The spectators gave themselves up wholly to the fun. It must have seemed to them that this extraordinary cricketer was also gifted with a sense of humour, however eccentric; and that his nonsensical action was intended by way of retaliation for the ironic cheers that had greeted his running at all. Nobody, except Arthur Withers, realised that the Clockwork man run thus far because for some reason he had been unable to stop himself. It may be remarked here that many of the Clockwork man's subsequent performances had this same accidental air of humour; and that even his most grotesque attitudes gave the observer an impression of some wild practical joke. He was so far human, in appearance and[Pg 35] manner, in spite of those peculiar internal arrangements, which will be dealt with later, that his actions produced an instantaneous appeal to the comic instinct; and in laughing at him people forgot to take him seriously.
Ordinary machinery, on the reverse, is stationary, generally consumes a regular amount of power, is not subjected to such uncertain strains, and as a rule acts without its operation being controlled by the will of attendants."But are you sure? Where are the French now, and where did the British land?"

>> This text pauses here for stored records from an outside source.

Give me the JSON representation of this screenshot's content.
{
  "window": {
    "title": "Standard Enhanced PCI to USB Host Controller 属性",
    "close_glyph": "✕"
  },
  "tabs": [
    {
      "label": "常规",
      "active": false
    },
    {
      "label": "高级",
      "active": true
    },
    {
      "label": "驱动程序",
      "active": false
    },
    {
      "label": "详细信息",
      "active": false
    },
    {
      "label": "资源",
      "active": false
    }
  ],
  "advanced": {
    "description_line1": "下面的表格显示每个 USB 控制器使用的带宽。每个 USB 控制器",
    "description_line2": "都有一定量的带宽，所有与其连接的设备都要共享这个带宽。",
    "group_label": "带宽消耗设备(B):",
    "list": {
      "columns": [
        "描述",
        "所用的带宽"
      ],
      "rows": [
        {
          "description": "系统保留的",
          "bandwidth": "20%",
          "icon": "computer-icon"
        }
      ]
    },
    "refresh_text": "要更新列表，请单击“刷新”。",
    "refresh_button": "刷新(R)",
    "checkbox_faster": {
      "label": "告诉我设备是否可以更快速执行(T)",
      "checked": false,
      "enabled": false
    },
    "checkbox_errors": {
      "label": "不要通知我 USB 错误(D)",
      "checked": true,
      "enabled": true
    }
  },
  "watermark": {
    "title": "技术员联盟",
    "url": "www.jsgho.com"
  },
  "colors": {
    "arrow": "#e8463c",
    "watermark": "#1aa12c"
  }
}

If asked for advice as to the most important object for an apprentice to aim at in beginning his fitting course, nine out of ten experienced men will say, "to do work well." As power is measured by force and velocity, work is measured by the two conditions of skill and time. The first consideration being, how well a thing may be done, and secondly, in how short a time may it be performed; the skill spent on a piece of work is the measure of its worth; if work is badly executed, it makes no difference how short the time of performance has been; this can add nothing to the value of what is done although the expense is diminished.The cause which first arrested and finally destroyed the free movement of Greek thought was not any intrinsic limitation or corruption of the Greek genius, but the ever-increasing preponderance of two interests, both tending, although in different ways and different degrees, to strengthen the principle of authority and to enfeeble the principle of reason. One was the theological interest, the other was the scholastic interest. The former was the more conspicuous and the more mischievous of the two. From the persecution of Anaxagoras to the prohibition of philosophical teaching by Justinian, we may trace the rise and spread of a reaction towards superstition, sometimes advancing and sometimes receding, but, on the whole, gaining ground from age to age, until from the noontide splendour of Pericles we pass to that long night which stretches in almost impenetrable darkness down to the red and stormy daybreak of the Crusades. And it was a reaction which extended through all classes, including the philosophers themselves. It seems to me that where the Athenian school, from Socrates on, fall short of their predecessors, as in some points they unquestionably do, their inferiority is largely due to this cause. Its influence is very perceptible in weakening the speculative energies of thosexii who stand at the greatest distance from the popular beliefs. It was because dislike for theology occupied so large a place in the thoughts of Epicurus and his disciples, that they valued science only as a refutation of its teaching, instead of regarding it simply as an obstacle to be removed from the path of enquiry. More than this; they became infected with the spirit of that against which they fought, and their absolute indifference to truth was the shadow which it cast on their minds.